Print every entry again, precisely as written.

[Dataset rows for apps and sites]
:::::
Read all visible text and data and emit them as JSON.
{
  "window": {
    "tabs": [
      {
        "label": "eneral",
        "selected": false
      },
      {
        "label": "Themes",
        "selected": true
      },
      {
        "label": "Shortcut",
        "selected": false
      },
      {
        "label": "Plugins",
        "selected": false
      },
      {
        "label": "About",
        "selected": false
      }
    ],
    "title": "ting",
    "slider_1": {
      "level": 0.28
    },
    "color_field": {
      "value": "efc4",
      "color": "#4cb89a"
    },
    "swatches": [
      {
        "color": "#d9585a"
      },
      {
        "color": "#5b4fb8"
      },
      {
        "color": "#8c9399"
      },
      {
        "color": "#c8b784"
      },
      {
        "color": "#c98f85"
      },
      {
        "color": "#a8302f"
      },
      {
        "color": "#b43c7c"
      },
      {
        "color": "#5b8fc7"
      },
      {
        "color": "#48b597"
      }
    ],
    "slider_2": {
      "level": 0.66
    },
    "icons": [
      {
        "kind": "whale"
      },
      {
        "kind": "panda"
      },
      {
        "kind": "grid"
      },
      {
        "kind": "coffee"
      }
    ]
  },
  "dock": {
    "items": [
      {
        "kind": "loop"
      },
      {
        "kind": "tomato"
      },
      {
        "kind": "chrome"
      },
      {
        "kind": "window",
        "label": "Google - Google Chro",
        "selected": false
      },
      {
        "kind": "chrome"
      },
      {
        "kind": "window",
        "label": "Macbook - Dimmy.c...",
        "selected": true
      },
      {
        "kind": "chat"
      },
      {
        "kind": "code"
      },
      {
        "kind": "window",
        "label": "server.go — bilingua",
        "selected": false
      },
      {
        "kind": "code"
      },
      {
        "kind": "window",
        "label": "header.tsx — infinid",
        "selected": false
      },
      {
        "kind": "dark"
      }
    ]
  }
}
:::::
• **Answer**
Read all visible text and data and emit them as JSON.
{
  "window": {
    "tabs": [
      {
        "label": "eneral",
        "selected": false
      },
      {
        "label": "Themes",
        "selected": true
      },
      {
        "label": "Shortcut",
        "selected": false
      },
      {
        "label": "Plugins",
        "selected": false
      },
      {
        "label": "About",
        "selected": false
      }
    ],
    "title": "ting",
    "slider_1": {
      "level": 0.28
    },
    "color_field": {
      "value": "efc4",
      "color": "#4cb89a"
    },
    "swatches": [
      {
        "color": "#d9585a"
      },
      {
        "color": "#5b4fb8"
      },
      {
        "color": "#8c9399"
      },
      {
        "color": "#c8b784"
      },
      {
        "color": "#c98f85"
      },
      {
        "color": "#a8302f"
      },
      {
        "color": "#b43c7c"
      },
      {
        "color": "#5b8fc7"
      },
      {
        "color": "#48b597"
      }
    ],
    "slider_2": {
      "level": 0.66
    },
    "icons": [
      {
        "kind": "whale"
      },
      {
        "kind": "panda"
      },
      {
        "kind": "grid"
      },
      {
        "kind": "coffee"
      }
    ]
  },
  "dock": {
    "items": [
      {
        "kind": "loop"
      },
      {
        "kind": "tomato"
      },
      {
        "kind": "chrome"
      },
      {
        "kind": "window",
        "label": "Google - Google Chro",
        "selected": false
      },
      {
        "kind": "chrome"
      },
      {
        "kind": "window",
        "label": "Macbook - Dimmy.c...",
        "selected": true
      },
      {
        "kind": "chat"
      },
      {
        "kind": "code"
      },
      {
        "kind": "window",
        "label": "server.go — bilingua",
        "selected": false
      },
      {
        "kind": "code"
      },
      {
        "kind": "window",
        "label": "header.tsx — infinid",
        "selected": false
      },
      {
        "kind": "dark"
      }
    ]
  }
}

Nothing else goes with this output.